### Entries provided
*** Block opens ***

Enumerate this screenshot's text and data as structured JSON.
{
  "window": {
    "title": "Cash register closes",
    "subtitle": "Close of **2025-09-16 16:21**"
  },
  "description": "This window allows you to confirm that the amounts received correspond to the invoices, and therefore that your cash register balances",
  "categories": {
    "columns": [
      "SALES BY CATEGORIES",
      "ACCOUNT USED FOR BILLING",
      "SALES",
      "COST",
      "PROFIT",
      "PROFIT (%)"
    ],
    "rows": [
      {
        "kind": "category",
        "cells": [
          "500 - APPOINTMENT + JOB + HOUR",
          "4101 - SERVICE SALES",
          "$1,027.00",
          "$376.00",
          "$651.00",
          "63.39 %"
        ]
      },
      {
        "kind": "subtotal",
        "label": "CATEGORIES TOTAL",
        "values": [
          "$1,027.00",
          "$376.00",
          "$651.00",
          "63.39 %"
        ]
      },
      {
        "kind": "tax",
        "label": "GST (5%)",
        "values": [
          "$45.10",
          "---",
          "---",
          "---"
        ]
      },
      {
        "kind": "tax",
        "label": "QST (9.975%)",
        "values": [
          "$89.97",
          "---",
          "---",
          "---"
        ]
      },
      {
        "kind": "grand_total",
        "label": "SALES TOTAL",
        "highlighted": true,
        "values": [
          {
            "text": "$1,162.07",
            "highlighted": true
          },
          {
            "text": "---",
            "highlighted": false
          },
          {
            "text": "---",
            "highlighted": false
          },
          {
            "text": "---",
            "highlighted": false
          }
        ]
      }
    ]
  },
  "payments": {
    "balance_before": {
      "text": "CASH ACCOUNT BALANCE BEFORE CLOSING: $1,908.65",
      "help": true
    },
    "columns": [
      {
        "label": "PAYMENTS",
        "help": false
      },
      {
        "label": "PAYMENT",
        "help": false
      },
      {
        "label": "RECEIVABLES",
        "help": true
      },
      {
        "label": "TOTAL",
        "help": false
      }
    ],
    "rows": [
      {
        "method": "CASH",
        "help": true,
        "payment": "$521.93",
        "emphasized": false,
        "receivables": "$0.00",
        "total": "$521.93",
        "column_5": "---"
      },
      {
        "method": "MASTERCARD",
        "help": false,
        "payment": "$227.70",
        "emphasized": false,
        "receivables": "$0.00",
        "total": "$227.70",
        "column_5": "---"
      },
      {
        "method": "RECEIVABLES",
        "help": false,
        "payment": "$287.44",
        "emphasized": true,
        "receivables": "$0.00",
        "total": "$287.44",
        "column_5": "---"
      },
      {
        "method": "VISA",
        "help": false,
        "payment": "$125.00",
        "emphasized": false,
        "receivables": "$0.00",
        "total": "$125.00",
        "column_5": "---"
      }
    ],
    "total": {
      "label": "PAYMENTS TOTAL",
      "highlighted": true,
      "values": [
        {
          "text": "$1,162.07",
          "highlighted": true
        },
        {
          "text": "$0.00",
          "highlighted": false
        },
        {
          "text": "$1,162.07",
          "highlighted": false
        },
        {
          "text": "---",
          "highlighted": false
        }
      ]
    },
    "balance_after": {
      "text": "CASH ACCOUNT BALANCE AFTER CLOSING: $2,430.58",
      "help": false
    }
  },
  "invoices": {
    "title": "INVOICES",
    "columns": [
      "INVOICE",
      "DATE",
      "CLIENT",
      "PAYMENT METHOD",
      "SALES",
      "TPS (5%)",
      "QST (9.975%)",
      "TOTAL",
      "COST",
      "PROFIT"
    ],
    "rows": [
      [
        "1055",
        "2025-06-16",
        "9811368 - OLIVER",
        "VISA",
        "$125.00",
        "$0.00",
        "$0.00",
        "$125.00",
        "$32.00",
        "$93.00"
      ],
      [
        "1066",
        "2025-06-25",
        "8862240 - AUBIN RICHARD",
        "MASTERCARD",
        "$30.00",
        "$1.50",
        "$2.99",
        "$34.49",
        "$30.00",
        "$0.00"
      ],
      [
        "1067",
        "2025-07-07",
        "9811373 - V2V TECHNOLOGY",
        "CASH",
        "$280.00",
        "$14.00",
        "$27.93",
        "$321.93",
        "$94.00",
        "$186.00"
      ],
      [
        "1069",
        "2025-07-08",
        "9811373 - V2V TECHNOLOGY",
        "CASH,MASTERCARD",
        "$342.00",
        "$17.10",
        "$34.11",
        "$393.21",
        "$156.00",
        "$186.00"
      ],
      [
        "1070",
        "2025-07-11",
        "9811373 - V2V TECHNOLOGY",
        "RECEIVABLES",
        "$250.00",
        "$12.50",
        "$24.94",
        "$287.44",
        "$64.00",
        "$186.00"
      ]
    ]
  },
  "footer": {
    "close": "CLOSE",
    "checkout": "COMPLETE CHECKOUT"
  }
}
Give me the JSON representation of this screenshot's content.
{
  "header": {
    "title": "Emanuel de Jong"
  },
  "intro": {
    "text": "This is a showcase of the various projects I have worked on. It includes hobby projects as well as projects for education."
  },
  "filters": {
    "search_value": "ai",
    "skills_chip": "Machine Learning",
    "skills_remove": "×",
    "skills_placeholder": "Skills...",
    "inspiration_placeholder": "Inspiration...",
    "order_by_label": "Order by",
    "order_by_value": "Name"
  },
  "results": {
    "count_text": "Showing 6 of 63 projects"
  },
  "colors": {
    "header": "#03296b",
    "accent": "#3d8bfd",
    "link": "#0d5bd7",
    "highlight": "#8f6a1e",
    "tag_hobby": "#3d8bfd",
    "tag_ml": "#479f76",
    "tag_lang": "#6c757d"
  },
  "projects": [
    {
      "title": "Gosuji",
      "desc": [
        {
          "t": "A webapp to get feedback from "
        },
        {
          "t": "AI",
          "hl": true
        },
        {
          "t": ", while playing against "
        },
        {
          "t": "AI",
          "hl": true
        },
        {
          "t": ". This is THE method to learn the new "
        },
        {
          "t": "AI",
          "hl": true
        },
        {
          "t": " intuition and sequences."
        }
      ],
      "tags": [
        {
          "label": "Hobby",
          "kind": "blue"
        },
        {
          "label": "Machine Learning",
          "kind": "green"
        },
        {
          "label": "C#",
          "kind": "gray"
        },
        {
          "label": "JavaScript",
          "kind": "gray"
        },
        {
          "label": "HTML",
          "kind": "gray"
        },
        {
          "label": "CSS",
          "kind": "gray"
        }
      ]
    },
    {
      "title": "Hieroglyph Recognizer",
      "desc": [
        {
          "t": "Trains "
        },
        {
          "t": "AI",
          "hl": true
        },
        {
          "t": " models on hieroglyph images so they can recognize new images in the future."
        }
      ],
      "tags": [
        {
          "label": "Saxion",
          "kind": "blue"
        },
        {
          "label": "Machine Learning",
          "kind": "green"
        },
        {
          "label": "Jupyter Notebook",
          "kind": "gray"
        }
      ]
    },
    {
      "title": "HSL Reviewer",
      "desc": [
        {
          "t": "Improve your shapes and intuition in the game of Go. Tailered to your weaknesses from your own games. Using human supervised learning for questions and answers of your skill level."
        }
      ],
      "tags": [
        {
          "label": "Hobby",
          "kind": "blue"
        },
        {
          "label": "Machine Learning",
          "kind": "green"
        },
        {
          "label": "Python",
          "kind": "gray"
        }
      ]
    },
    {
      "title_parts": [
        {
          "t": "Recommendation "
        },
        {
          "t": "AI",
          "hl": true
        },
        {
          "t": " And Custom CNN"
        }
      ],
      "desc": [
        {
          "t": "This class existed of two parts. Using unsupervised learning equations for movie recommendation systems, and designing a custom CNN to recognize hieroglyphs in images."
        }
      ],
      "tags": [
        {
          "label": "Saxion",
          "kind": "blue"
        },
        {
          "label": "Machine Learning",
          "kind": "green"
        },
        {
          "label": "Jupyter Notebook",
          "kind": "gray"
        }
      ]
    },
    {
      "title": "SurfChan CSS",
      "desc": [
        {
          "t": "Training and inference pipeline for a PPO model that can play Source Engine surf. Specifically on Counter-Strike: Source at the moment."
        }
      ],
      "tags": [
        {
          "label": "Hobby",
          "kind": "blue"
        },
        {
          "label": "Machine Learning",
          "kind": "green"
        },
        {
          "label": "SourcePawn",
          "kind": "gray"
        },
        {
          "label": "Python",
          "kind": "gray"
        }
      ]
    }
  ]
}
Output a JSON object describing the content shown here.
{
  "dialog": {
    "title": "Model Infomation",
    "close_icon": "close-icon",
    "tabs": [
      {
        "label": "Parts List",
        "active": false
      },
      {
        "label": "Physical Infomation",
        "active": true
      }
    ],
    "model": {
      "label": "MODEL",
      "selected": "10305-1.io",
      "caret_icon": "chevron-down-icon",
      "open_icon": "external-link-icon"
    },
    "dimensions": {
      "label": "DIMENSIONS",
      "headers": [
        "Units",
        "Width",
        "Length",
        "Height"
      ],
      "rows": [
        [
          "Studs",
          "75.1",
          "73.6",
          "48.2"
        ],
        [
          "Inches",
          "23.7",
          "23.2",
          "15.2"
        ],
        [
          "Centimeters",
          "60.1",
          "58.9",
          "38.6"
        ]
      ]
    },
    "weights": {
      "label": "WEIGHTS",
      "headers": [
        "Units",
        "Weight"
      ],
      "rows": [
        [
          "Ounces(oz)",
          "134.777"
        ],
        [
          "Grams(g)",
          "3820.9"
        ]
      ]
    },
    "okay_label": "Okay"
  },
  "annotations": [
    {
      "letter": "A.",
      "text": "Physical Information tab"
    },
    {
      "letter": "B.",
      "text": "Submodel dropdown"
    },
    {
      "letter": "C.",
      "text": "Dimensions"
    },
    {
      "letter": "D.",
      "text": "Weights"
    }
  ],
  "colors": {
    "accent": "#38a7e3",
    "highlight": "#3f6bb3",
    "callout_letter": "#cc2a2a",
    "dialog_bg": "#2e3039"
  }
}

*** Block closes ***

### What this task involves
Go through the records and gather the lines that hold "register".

### Problem solution
    "title": "Cash register closes",
  "description": "This window allows you to confirm that the amounts received correspond to the invoices, and therefore that your cash register balances",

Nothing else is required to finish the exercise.